[EXERCISE INPUTS — start]

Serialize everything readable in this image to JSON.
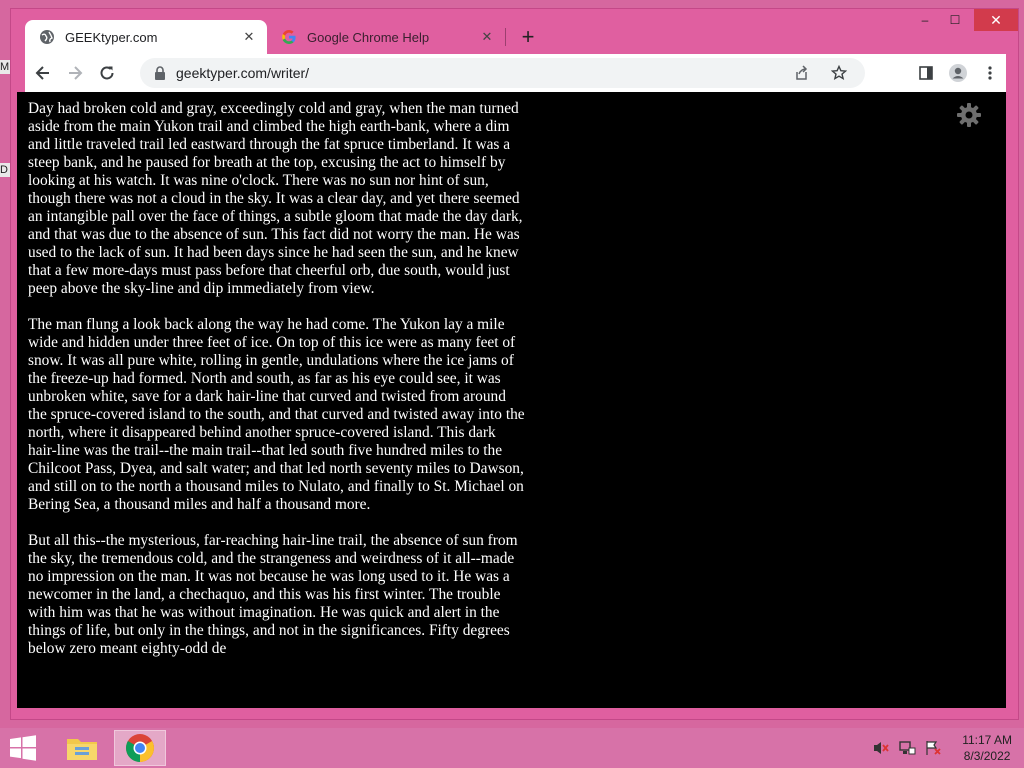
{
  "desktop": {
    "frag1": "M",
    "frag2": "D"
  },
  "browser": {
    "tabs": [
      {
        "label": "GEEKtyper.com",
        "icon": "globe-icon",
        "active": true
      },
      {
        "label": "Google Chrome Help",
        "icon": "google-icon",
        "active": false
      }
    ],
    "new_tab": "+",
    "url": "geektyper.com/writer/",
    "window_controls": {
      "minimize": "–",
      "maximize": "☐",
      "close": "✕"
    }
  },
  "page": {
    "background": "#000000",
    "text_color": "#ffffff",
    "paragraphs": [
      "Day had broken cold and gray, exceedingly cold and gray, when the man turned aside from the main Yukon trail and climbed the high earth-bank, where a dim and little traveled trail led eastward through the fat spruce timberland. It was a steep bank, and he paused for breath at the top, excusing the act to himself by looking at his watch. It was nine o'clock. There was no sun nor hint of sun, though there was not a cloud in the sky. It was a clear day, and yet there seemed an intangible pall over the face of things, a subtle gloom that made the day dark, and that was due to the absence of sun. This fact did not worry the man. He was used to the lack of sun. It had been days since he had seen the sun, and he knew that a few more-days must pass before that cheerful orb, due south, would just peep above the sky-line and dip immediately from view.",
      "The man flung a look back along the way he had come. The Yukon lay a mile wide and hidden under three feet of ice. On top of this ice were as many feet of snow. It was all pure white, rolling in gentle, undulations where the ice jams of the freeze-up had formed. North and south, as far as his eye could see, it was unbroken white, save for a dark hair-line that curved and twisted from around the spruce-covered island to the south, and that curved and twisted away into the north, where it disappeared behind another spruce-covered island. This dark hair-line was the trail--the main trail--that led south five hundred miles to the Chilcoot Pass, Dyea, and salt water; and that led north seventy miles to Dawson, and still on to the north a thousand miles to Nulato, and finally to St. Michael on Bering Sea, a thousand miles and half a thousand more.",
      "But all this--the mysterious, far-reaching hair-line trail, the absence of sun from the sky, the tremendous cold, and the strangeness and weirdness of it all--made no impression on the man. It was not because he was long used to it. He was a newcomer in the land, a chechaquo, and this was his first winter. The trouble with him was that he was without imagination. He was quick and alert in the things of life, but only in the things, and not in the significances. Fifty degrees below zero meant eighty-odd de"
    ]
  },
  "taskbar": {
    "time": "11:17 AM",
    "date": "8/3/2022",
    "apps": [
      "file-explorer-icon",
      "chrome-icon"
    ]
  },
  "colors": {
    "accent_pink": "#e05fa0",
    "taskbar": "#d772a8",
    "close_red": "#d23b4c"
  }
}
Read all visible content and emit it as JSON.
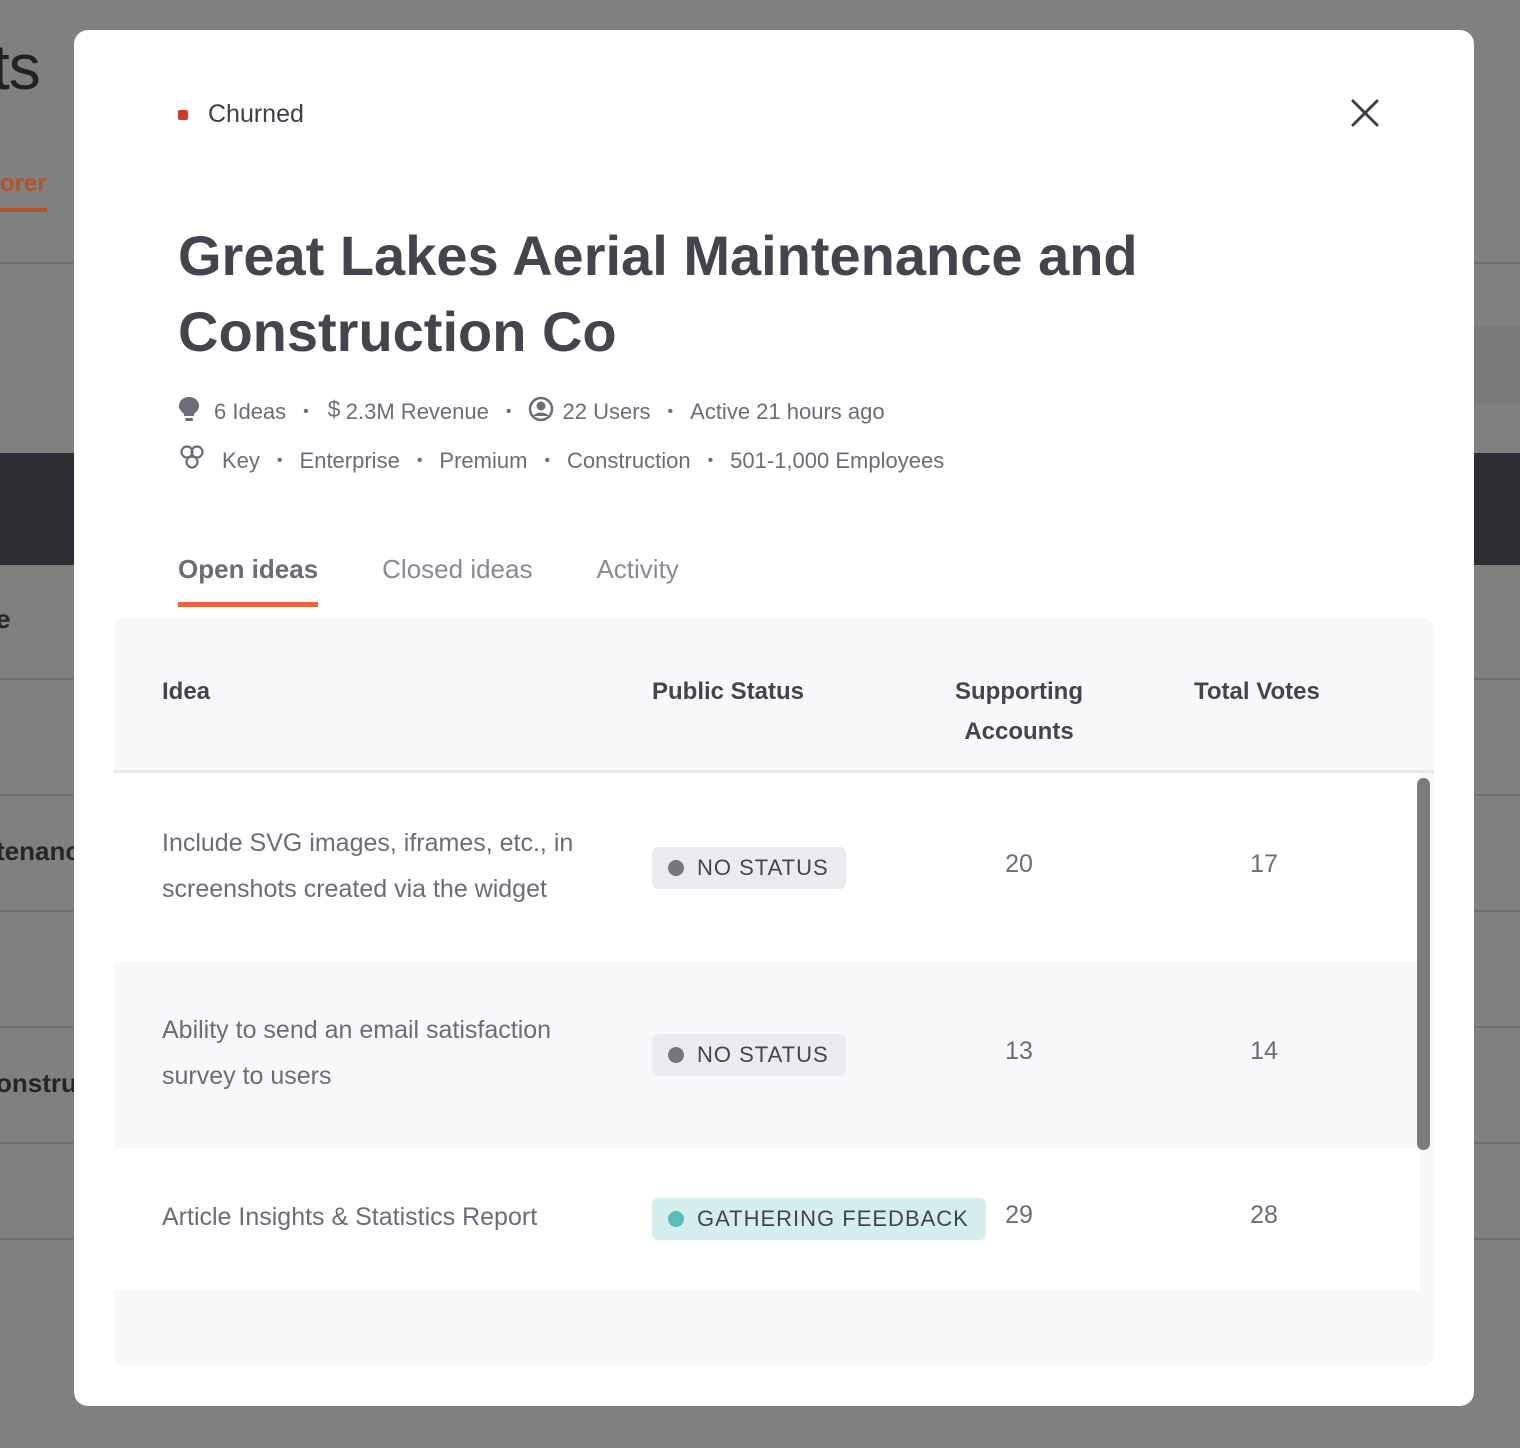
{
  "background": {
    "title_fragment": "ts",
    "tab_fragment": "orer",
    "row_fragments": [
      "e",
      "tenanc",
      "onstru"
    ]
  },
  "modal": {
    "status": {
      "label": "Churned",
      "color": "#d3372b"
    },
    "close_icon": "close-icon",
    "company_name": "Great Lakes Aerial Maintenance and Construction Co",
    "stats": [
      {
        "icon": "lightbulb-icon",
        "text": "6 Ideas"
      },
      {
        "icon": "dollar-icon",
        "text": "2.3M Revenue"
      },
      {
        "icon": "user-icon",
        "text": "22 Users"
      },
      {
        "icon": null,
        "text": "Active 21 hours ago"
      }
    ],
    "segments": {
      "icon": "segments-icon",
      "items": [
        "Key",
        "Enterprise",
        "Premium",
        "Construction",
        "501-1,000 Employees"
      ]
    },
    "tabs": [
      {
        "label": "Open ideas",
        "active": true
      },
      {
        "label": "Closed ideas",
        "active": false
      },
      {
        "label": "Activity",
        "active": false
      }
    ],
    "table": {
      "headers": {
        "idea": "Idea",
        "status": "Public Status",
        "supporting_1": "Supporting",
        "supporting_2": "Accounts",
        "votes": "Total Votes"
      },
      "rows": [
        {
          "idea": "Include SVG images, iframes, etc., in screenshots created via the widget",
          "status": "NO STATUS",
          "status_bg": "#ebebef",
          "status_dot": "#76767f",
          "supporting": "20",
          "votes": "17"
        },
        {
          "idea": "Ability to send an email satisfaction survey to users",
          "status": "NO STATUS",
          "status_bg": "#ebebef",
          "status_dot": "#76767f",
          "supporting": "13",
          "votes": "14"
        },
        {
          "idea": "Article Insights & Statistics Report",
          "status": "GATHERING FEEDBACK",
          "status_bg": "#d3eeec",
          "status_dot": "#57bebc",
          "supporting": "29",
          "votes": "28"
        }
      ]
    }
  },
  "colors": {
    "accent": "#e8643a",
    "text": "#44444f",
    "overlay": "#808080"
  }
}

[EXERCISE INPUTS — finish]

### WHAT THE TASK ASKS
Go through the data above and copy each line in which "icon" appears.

### SOLUTION
        "icon": "globe-icon",
        "icon": "google-icon",
      "file-explorer-icon",
      "chrome-icon"
    "close_icon": "close-icon",
        "icon": "lightbulb-icon",
        "icon": "dollar-icon",
        "icon": "user-icon",
        "icon": null,
      "icon": "segments-icon",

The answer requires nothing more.